PREVENTION OF PREGNANCY
The goal of contraception is self-evidently to prevent pregnancy. ‘Failure of contraception’ simply means that a pregnancy has occurred whilst using contraception.
Vasectomy has the lowest failure rate but remember to continue contraception until you get the all-clear after your post vasectomy sample!
All forms of contraception can fail, particularly condoms and the pill. 326 Australian women were interviewed about unexpected pregnancy in a 2018 study. Just 41% were using contraception at the time of the pregnancy, and of these:
- 64% were using the contraceptive pill
- 27% of couples were using condoms
- 9% were using ‘the rod’ (hormoneal device that is inserted in the upper arm)
CONTRACEPTION – YOUR CHOICES
Men select vasectomy as the preferred choice of contraception for one of three reasons:
- You want contraception that has the lowest failure rate.
- You want to share the burden of contraception with your partner.
- You want to take control of contraception.
The following table gives an overview of the pros and cons of each form of contraception – including the failure rate.
|Risk of Pregnancy PER YEAR||Main Benefits||Main Risks||Issues|
|Combined Pill||9% per year (normal use)||Low Failure Rate, can reduce period bleeding, can have cycles back-to-back. Often Beneficial for conditions like acne or hirsutism.||Deep Vein Thrombosis & Cardiovascular Risk Factors to evaluate include Body mass index, Smoking, Migraine with aura, Family history, increasing age, high BP, Cholesterol, Diabetes, kidney disease etc.||Can forget to take the pill.|
|Progestogen Only Pill||9% per year (normal use)||Used as a 2nd line oral contraceptive when the combined pill is not recommended. No increased cardiovascular or thrombotic risks.||Australian licensed mini pills need to be taken in a 3 hour window each day.||The minipill is unforgiving when forgotten – failure rates are high.|
|Progestogen Injection||6% per year||No increased cardiovascular or thrombotic risks. Periods often disappear completely within 12 months.||Progestogenic side effects are usually manageable but women may sometimes report weight gain, mood or changes. Periods often erratic to start with.||3 monthly visits to your doctor & practice nurse to get the injection. Need a pregnancy test if late for your next injection.|
|Progestogen Implant (rod)||0.05% per year||Periods often disappear completely within 12 months.||Persistent bleeding beyond 6 months in around 15% of women may require the implant to be removed.||3 yearly implant in the inner side of the left upper arm.|

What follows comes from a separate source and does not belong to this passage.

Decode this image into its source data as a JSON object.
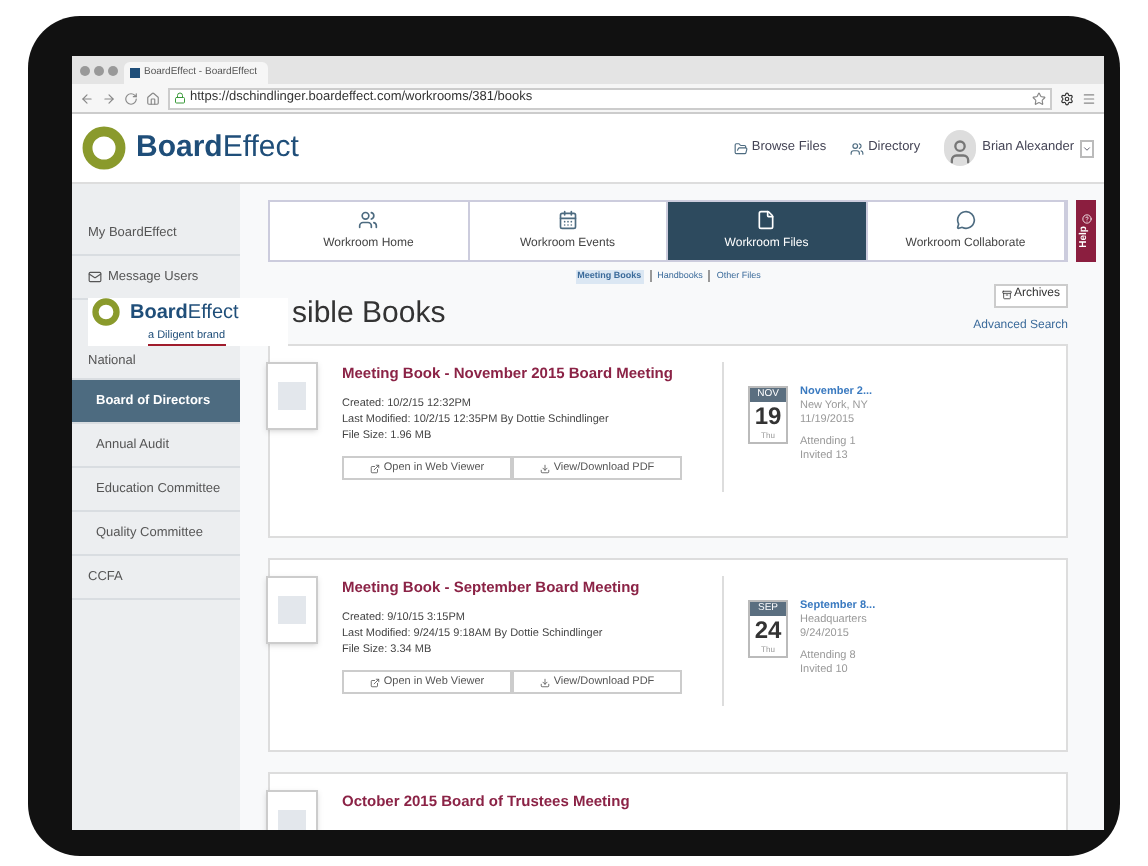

|Intrauterine Device – Mirena||0.2% per year||Periods usually disappear completely within 12 months – often good for heavy or painful periods.||Risk of uterine perforation is around 1 in 1000. Rarely infection or migration of the device.||5 yearly re-insertion. Few GPs currently provide this service & most women need a referral to a gynaecologist.|
|Condom, Cap, Ring||Condom 18% Cap 12%||Caps, Diaphgragm & Vaginal Ring.||no systemic risks. Higher rate of failure than many other methods of contraception.||Suits only a few women and couples – comes down to personal preference & guidance on use from a health practitioner.|
|Female Sterilisation||0.5% lifetime risk||Low failure rate at around 1 in 200||Higher failure rate & risks (surgical + Anaesthetic) than The Snip.||Day Case in a hospital.|
|Vasectomy||1 in 3000 lifetime (after test)||The lowest failure rate. Men can get involved!||Post vasectomy discomfort affects around 1 in 50 guys.||The most important thing is to continue contraception until you get the all-clear after the semen analysis.|